**PROBLEM**
Only an exact repetition of the entries will do.

GIVEN DATA section start

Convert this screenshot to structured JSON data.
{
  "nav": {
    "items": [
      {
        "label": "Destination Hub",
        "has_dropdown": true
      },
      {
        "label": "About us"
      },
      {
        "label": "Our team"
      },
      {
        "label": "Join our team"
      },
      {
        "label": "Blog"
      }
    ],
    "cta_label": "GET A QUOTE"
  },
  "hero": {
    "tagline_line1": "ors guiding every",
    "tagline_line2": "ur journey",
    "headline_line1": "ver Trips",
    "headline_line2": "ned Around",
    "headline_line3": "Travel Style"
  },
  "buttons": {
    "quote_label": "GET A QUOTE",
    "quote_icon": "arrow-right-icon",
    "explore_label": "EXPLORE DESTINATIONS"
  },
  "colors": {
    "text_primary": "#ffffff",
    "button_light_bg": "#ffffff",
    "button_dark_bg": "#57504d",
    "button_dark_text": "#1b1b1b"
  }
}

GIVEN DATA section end

**YOUR RESPONSE**
Convert this screenshot to structured JSON data.
{
  "nav": {
    "items": [
      {
        "label": "Destination Hub",
        "has_dropdown": true
      },
      {
        "label": "About us"
      },
      {
        "label": "Our team"
      },
      {
        "label": "Join our team"
      },
      {
        "label": "Blog"
      }
    ],
    "cta_label": "GET A QUOTE"
  },
  "hero": {
    "tagline_line1": "ors guiding every",
    "tagline_line2": "ur journey",
    "headline_line1": "ver Trips",
    "headline_line2": "ned Around",
    "headline_line3": "Travel Style"
  },
  "buttons": {
    "quote_label": "GET A QUOTE",
    "quote_icon": "arrow-right-icon",
    "explore_label": "EXPLORE DESTINATIONS"
  },
  "colors": {
    "text_primary": "#ffffff",
    "button_light_bg": "#ffffff",
    "button_dark_bg": "#57504d",
    "button_dark_text": "#1b1b1b"
  }
}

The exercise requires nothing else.